[Records excerpted from a collection]
★ ★ ★ ★ ★ ★ ★
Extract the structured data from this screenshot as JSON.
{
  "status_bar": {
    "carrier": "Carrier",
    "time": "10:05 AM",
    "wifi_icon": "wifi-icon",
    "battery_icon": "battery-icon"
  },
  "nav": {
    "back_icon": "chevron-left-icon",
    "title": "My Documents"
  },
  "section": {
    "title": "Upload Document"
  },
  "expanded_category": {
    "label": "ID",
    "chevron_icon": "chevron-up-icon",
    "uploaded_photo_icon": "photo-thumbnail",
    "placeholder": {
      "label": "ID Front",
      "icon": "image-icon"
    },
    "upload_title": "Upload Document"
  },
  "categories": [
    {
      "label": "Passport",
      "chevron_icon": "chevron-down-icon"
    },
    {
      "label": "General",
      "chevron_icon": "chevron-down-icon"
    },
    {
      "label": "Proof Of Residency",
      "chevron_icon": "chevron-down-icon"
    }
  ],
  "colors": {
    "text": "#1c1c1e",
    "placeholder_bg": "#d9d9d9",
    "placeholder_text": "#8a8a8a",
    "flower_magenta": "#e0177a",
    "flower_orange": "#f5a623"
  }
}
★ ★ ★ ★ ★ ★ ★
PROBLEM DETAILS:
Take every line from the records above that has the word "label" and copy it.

EXPECTED ANSWER:
    "label": "ID",
      "label": "ID Front",
      "label": "Passport",
      "label": "General",
      "label": "Proof Of Residency",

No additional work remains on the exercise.